(One of the benefits of working at UrbanLeaf was the flexibility to regularly exercise, which helped me both personally and professionally. I will never stop doing it).


What advice would you give to a smart, driven student about to enter the “real world”? What advice should they ignore?”

Be generous with your skills, your knowledge and your time.

Build a network.


What are bad recommendations you hear in your profession or area of expertise?

Chasing promotions and more money.

If you want to be happy in life, don’t chase the money and status, instead, do something you are great at, that you love. Be yourself.


What frustrates you the most about your industry and the way companies are run in it?

I now run my own dog walking/care business. Another decision to choose something I love and a balanced life, over money. In my industry, sometimes you see people taking on too many dogs in order to earn more money, and the quality of care drops. 


In the last five years, what have you become better at saying no to (distractions, invitations, etc.)? What new realisations and/or approaches helped? Any other tips?

I have always found this hard, but I think part of this is about being in the right culture. When I worked with you guys at UrbanLeaf, I felt like I could push back, say no to things. It didn’t mean I never did them in the end, but I felt my opinion was always heard, and counted.


What does a balanced life look like to you? Has a work or a project you have been focused on caused you to neglect other areas of your life?

To me (as well as having the time for my personal life and exercise) a balanced life means that my work is something that I love doing, working authentically.
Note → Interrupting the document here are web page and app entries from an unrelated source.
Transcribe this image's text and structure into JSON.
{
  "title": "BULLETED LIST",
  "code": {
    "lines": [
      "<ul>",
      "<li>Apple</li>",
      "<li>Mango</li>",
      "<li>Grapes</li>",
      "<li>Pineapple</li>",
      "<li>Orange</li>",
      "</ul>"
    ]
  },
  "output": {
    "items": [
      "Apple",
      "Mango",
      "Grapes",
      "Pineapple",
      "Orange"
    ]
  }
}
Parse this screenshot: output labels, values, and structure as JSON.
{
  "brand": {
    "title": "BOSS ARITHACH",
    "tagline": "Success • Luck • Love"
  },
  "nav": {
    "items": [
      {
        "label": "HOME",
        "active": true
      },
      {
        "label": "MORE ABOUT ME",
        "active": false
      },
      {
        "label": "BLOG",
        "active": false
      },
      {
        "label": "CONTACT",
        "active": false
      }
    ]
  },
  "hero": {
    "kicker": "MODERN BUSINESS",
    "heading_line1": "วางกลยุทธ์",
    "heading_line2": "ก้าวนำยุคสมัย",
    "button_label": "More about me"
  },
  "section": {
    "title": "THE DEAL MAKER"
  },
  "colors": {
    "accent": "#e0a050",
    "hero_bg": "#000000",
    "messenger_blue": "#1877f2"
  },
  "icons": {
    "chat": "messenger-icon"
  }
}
When you feel overwhelmed or unfocused, or have lost your focus temporarily, what do you do? (If helpful: What questions do you ask yourself?)
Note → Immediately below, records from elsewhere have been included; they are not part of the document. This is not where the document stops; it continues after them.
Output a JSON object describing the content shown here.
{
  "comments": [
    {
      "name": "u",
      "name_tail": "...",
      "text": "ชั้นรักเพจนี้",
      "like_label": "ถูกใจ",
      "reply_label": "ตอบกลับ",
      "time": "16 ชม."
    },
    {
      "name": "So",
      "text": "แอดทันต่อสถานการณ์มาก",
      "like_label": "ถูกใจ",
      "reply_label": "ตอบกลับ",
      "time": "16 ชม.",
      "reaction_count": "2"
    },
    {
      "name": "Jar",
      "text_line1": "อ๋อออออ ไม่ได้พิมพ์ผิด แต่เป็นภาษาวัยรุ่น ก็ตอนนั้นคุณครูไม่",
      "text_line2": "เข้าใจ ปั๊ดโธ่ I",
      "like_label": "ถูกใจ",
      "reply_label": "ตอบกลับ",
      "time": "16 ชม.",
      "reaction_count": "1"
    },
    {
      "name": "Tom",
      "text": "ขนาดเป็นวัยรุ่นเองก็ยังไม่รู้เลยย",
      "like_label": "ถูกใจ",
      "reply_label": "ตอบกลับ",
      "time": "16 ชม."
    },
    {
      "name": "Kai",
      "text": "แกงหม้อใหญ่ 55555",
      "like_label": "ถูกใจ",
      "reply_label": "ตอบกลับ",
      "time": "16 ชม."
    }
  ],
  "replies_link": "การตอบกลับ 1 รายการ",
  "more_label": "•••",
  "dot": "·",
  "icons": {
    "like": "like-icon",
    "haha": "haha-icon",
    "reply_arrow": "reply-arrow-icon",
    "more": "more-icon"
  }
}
Call my twin sister and talk things through with her, or talk to my husband, Glen. Sometimes, I just take a deep breath, or have a conversation with myself. 


What does leadership mean to you?

The best leader I feel I have ever come across was a very senior colleague at the British Red Cross. He told inspiring stories, but much more important than that, even though he was very senior, he was very down to earth. willing to talk to anyone, made everyone feel that they mattered, was kind and open and thanked us.


Which people have most inspired you in your life and why?

My twin sister.  We’re really close. The last 5 years have been very tough for her and the way she has overcome adversity, the bravery and resilience she has shown and so has come out the other side. That has inspired me!


What do the words principles and values mean to you?

How you live your life, your moral compass. When the shit hits the fan, do you still live by your values?


If you had a forum to speak to 50 leaders, what question would you pose to them, to get them thinking about and being better leaders?

What are you doing to make yourself more accessible to everyone in your business?


What one thing could you do that you aren’t doing now, that if you did on a regular basis, would make a tremendous positive difference in your personal life?  What one thing in your business or professional life would bring similar results?

In my personal life, it would be to have more friendships outside my family group. 

In my professional life, it would be to review my prices without feeling guilty!


Have you ever engaged with self-help, mentoring or coaching? If so, how?

Yes. The first time, a company I worked for paid for psychosynthesis counselling for their staff. In the first couple of sessions I didn’t engage and just said nothing, but in the end I opened up and came to love the sessions. Time focussed on just me.

If I had more money, I’d see a therapist every week!

Topic: 50 in 50